You see, I am not really very good at resisting temptation. I can pretend I’m not going to finish that box of cookies, but then I’ll spend half hour thinking about them. And then I’ll be angry that I’ve wasted so much time thinking about cookies. And so I’ll eat them. Once, I had to throw a bag of hobnobs in the bin because I couldn’t stop eating them although I was feeling sick. It’s a good thing I live in a shared house and people help me finish off everything I bake, or I would be twice my size.

The reason I’m saying all this and making myself sound so greedy is to explain how I got round to making this intensely rich pudding.

I read this post on Life’s a Feast.

It’s Jamie’s fault.

Chocolate Bread and Butter Pudding (from Delia)

Ingredients:

9 slices of stale white bread, no crusts
150 gr good dark chocolate
75 gr butter
425 ml whipping cream
4 tbsp dark rum
110 gr caster sugar
3 large eggs
pinch of cinnamon

Cut the bread slices in 4 triangles. Place the chocolate, whipping cream, rum, sugar, butter and cinnamon in a bain-marie until everything is melted, and give it a good stir. In a separate bowl whisk the eggs, then pour the chocolate mixture over them and whisk very well.

Spoon about 1/2 inch layer of the chocolate mixture into the base of a shallow dish, about 7 x 9 inches, which you have buttered lightly. Then, arrange half of the bread triangles, add half of the remaining chocolate, then the rest of the bread and finally the last bit of chocolate. Make sure the bread is well soaked by pressing down into the chocolatey liquid.

Ideally, you need to leave this outside the fridge covered with clingfilm for a couple of hours, and then in the fridge for a day or two to let the flavours develop.

Cook it (without the clingfilm!) on the top shelf of a preheated oven (180 degrees) for 30-35 minutes or until the top looks nicely crispy. Be patient and wait for 10 minutes when you get it out of the oven as it will be very hot. Serve with cream or custard or ice cream. Or all of them.

We didn’t manage to finish it on the first day as it was so heavy, but it was possibly even better for the next couple of days and the texture developed into some kind of rich fudge cake with a layer of crunchy chocolatey bread on the top.

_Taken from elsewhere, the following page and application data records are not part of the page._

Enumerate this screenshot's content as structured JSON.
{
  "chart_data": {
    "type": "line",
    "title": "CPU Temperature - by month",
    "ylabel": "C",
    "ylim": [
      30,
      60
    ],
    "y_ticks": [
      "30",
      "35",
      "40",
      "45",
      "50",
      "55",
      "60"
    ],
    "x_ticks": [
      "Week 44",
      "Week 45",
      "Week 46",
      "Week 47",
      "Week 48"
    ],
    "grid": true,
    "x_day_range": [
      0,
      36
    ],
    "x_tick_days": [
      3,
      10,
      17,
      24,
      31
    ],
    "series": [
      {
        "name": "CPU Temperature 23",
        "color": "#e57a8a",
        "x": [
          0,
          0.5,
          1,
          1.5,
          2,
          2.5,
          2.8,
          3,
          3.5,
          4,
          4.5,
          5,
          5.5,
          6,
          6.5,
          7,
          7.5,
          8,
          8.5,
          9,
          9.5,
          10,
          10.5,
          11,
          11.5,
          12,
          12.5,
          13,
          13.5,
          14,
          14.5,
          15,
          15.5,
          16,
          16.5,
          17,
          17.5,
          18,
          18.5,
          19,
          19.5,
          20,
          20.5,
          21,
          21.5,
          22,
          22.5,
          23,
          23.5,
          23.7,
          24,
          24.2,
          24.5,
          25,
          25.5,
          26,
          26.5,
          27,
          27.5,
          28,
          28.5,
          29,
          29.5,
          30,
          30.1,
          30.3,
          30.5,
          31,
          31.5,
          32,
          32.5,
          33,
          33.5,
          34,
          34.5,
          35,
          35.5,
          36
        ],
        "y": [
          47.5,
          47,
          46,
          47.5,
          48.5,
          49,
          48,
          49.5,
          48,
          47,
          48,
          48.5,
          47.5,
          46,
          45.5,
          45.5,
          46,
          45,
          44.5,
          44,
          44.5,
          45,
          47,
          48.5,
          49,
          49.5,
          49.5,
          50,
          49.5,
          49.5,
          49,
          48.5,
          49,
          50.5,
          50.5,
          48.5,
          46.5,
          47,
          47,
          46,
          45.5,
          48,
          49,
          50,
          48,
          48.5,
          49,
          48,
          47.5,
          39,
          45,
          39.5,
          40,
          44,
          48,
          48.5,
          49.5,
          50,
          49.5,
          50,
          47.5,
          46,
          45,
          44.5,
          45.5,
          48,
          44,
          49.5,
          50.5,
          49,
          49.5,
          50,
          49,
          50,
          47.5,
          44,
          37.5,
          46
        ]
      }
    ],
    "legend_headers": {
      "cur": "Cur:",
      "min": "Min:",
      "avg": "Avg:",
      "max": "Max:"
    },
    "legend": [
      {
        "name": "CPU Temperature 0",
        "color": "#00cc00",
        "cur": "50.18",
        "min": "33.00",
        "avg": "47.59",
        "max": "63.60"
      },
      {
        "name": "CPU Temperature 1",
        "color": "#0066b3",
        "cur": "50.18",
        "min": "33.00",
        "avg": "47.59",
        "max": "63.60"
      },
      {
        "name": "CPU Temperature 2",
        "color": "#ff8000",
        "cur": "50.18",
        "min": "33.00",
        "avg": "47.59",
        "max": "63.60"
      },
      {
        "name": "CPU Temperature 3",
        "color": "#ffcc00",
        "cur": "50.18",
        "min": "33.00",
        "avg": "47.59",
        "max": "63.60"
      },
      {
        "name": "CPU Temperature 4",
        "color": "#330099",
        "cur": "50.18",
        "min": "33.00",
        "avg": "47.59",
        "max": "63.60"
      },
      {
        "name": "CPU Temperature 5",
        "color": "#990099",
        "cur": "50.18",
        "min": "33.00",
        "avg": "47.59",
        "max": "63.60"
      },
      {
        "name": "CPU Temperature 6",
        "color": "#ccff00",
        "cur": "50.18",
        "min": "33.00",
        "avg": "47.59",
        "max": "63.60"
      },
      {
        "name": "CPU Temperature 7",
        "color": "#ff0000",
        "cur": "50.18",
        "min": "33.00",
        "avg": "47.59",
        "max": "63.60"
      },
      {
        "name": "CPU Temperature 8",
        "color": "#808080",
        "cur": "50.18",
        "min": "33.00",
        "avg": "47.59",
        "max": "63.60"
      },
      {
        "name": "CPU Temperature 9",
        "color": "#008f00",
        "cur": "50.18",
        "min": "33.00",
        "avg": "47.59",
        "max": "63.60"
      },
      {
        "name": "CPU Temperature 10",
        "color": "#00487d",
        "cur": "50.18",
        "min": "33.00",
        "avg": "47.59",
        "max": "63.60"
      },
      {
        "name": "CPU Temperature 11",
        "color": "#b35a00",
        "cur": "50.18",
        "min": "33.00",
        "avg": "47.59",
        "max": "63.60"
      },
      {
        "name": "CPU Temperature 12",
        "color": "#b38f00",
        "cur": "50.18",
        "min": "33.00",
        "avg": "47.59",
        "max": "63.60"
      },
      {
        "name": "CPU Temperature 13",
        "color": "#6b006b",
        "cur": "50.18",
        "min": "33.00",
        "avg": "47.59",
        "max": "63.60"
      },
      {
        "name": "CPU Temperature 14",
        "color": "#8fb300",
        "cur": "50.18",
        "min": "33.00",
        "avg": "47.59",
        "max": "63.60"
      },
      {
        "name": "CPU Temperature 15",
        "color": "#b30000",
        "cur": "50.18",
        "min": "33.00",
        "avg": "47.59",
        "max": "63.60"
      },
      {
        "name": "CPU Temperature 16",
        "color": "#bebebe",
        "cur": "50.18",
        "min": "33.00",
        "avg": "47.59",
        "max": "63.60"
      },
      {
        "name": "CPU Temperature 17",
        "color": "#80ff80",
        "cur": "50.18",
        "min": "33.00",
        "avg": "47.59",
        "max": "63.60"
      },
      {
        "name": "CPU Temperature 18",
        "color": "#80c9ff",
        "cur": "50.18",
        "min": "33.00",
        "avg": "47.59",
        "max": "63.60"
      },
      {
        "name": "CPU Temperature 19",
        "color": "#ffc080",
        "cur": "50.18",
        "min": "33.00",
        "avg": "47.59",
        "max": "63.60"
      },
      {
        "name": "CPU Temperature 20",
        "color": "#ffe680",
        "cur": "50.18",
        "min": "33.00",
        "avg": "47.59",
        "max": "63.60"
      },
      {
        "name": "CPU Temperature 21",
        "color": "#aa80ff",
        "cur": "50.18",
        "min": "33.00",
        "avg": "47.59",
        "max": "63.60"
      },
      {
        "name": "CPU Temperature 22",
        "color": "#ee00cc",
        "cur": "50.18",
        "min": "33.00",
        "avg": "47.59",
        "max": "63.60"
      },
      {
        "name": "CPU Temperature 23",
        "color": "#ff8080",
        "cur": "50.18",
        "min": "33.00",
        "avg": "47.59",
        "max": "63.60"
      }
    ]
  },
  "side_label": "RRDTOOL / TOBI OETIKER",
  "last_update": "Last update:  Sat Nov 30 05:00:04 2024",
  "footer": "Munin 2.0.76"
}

The concept of Monthly Mingle was new to me, but I couldn’t resist Jamie’s invitation to make something combining two so special ingredients and when I looked at the recipe I realised it would be a winner: really, you can’t go wrong with chocolate, cream, bread and eggs. If you like bread and butter pudding, try this version – I’m sure you’ll love it. And let me know how it went!